Provided records section start
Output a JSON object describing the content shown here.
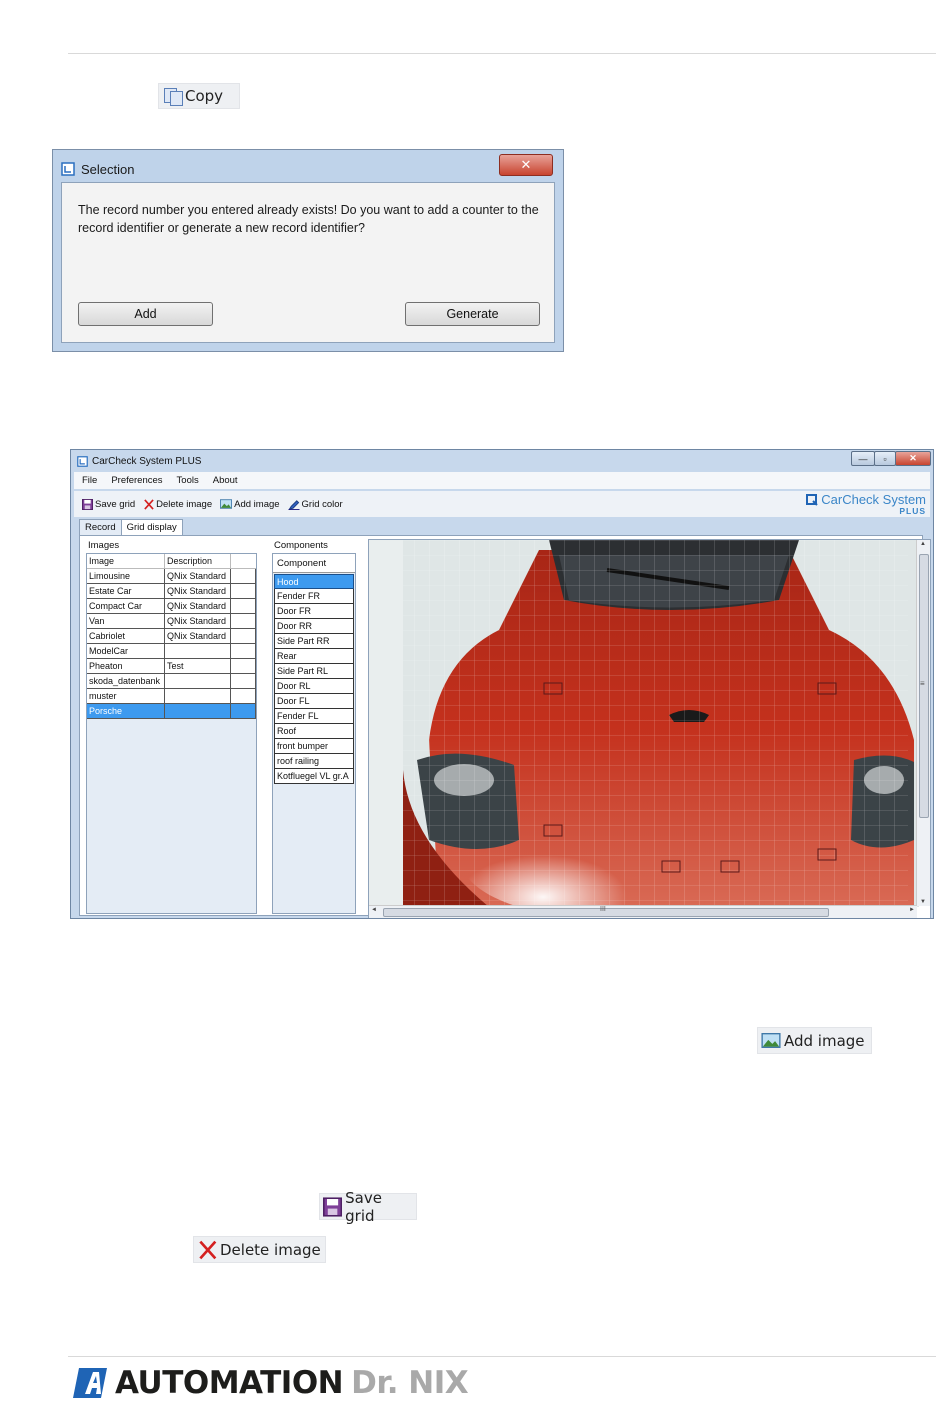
{
  "doc": {
    "copy_label": "Copy",
    "add_image_label": "Add image",
    "save_grid_label": "Save grid",
    "delete_image_label": "Delete image"
  },
  "dialog": {
    "title": "Selection",
    "close_glyph": "✕",
    "message": "The record number you entered already exists! Do you want to add a counter to the record identifier or generate a new record identifier?",
    "add_button": "Add",
    "generate_button": "Generate"
  },
  "app": {
    "title": "CarCheck System PLUS",
    "window_controls": {
      "minimize": "—",
      "maximize": "▫",
      "close": "✕"
    },
    "menu": [
      "File",
      "Preferences",
      "Tools",
      "About"
    ],
    "toolbar": {
      "save_grid": "Save grid",
      "delete_image": "Delete image",
      "add_image": "Add image",
      "grid_color": "Grid color"
    },
    "brand": {
      "name": "CarCheck System",
      "plus": "PLUS"
    },
    "tabs": [
      "Record",
      "Grid display"
    ],
    "active_tab": "Grid display",
    "images_panel": {
      "label": "Images",
      "columns": [
        "Image",
        "Description"
      ],
      "rows": [
        {
          "image": "Limousine",
          "description": "QNix Standard"
        },
        {
          "image": "Estate Car",
          "description": "QNix Standard"
        },
        {
          "image": "Compact Car",
          "description": "QNix Standard"
        },
        {
          "image": "Van",
          "description": "QNix Standard"
        },
        {
          "image": "Cabriolet",
          "description": "QNix Standard"
        },
        {
          "image": "ModelCar",
          "description": ""
        },
        {
          "image": "Pheaton",
          "description": "Test"
        },
        {
          "image": "skoda_datenbank",
          "description": ""
        },
        {
          "image": "muster",
          "description": ""
        },
        {
          "image": "Porsche",
          "description": ""
        }
      ],
      "selected": "Porsche"
    },
    "components_panel": {
      "label": "Components",
      "column": "Component",
      "rows": [
        "Hood",
        "Fender FR",
        "Door FR",
        "Door RR",
        "Side Part RR",
        "Rear",
        "Side Part RL",
        "Door RL",
        "Door FL",
        "Fender FL",
        "Roof",
        "front bumper",
        "roof railing",
        "Kotfluegel VL gr.A"
      ],
      "selected": "Hood"
    },
    "scrollbar_glyphs": {
      "up": "▲",
      "down": "▼",
      "left": "◄",
      "right": "►",
      "grip_v": "≡",
      "grip_h": "III"
    }
  },
  "footer": {
    "logo_main": "AUTOMATION",
    "logo_sub": "Dr. NIX"
  },
  "colors": {
    "selection_blue": "#3d9aef",
    "car_red": "#c4311d",
    "dialog_frame": "#bfd3ea",
    "logo_blue": "#1f64b5"
  }
}
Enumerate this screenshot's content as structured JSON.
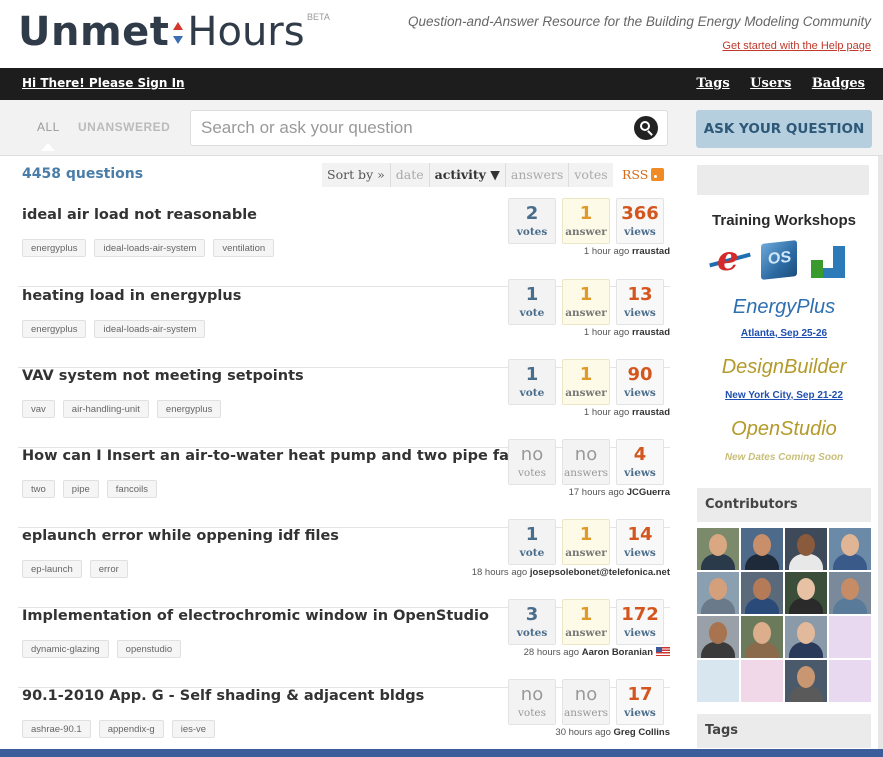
{
  "brand": {
    "logo_left": "Unmet",
    "logo_right": "Hours",
    "beta": "BETA",
    "tagline": "Question-and-Answer Resource for the Building Energy Modeling Community",
    "help_link": "Get started with the Help page"
  },
  "topbar": {
    "signin": "Hi There! Please Sign In",
    "nav": [
      "Tags",
      "Users",
      "Badges"
    ]
  },
  "search": {
    "tab_all": "ALL",
    "tab_unanswered": "UNANSWERED",
    "placeholder": "Search or ask your question",
    "ask_button": "ASK YOUR QUESTION"
  },
  "list": {
    "count": "4458 questions",
    "sort_label": "Sort by »",
    "sort_options": [
      "date",
      "activity ▼",
      "answers",
      "votes"
    ],
    "rss": "RSS"
  },
  "questions": [
    {
      "title": "ideal air load not reasonable",
      "tags": [
        "energyplus",
        "ideal-loads-air-system",
        "ventilation"
      ],
      "votes": "2",
      "votes_label": "votes",
      "answers": "1",
      "answers_label": "answer",
      "views": "366",
      "views_label": "views",
      "time": "1 hour ago",
      "user": "rraustad",
      "votes_zero": false,
      "answers_zero": false
    },
    {
      "title": "heating load in energyplus",
      "tags": [
        "energyplus",
        "ideal-loads-air-system"
      ],
      "votes": "1",
      "votes_label": "vote",
      "answers": "1",
      "answers_label": "answer",
      "views": "13",
      "views_label": "views",
      "time": "1 hour ago",
      "user": "rraustad",
      "votes_zero": false,
      "answers_zero": false
    },
    {
      "title": "VAV system not meeting setpoints",
      "tags": [
        "vav",
        "air-handling-unit",
        "energyplus"
      ],
      "votes": "1",
      "votes_label": "vote",
      "answers": "1",
      "answers_label": "answer",
      "views": "90",
      "views_label": "views",
      "time": "1 hour ago",
      "user": "rraustad",
      "votes_zero": false,
      "answers_zero": false
    },
    {
      "title": "How can I Insert an air-to-water heat pump and two pipe fancoils",
      "tags": [
        "two",
        "pipe",
        "fancoils"
      ],
      "votes": "no",
      "votes_label": "votes",
      "answers": "no",
      "answers_label": "answers",
      "views": "4",
      "views_label": "views",
      "time": "17 hours ago",
      "user": "JCGuerra",
      "votes_zero": true,
      "answers_zero": true
    },
    {
      "title": "eplaunch error while oppening idf files",
      "tags": [
        "ep-launch",
        "error"
      ],
      "votes": "1",
      "votes_label": "vote",
      "answers": "1",
      "answers_label": "answer",
      "views": "14",
      "views_label": "views",
      "time": "18 hours ago",
      "user": "josepsolebonet@telefonica.net",
      "votes_zero": false,
      "answers_zero": false
    },
    {
      "title": "Implementation of electrochromic window in OpenStudio",
      "tags": [
        "dynamic-glazing",
        "openstudio"
      ],
      "votes": "3",
      "votes_label": "votes",
      "answers": "1",
      "answers_label": "answer",
      "views": "172",
      "views_label": "views",
      "time": "28 hours ago",
      "user": "Aaron Boranian",
      "votes_zero": false,
      "answers_zero": false
    },
    {
      "title": "90.1-2010 App. G - Self shading & adjacent bldgs",
      "tags": [
        "ashrae-90.1",
        "appendix-g",
        "ies-ve"
      ],
      "votes": "no",
      "votes_label": "votes",
      "answers": "no",
      "answers_label": "answers",
      "views": "17",
      "views_label": "views",
      "time": "30 hours ago",
      "user": "Greg Collins",
      "votes_zero": true,
      "answers_zero": true
    }
  ],
  "sidebar": {
    "training_title": "Training Workshops",
    "programs": [
      {
        "name": "EnergyPlus",
        "detail": "Atlanta, Sep 25-26",
        "color": "#2e6fb0"
      },
      {
        "name": "DesignBuilder",
        "detail": "New York City, Sep 21-22",
        "color": "#b49a2a"
      },
      {
        "name": "OpenStudio",
        "detail": "New Dates Coming Soon",
        "color": "#b49a2a"
      }
    ],
    "logos": [
      "energyplus-logo",
      "openstudio-logo",
      "designbuilder-logo"
    ],
    "os_logo_text": "OS",
    "contributors_title": "Contributors",
    "tags_title": "Tags"
  },
  "colors": {
    "accent_blue": "#4a7da8",
    "answers_orange": "#e09a2b",
    "views_red": "#d4561f",
    "topbar": "#1d1d1d"
  }
}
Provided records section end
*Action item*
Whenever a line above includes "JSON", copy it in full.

*Task response*
Output a JSON object describing the content shown here.
Enumerate this screenshot's content as structured JSON.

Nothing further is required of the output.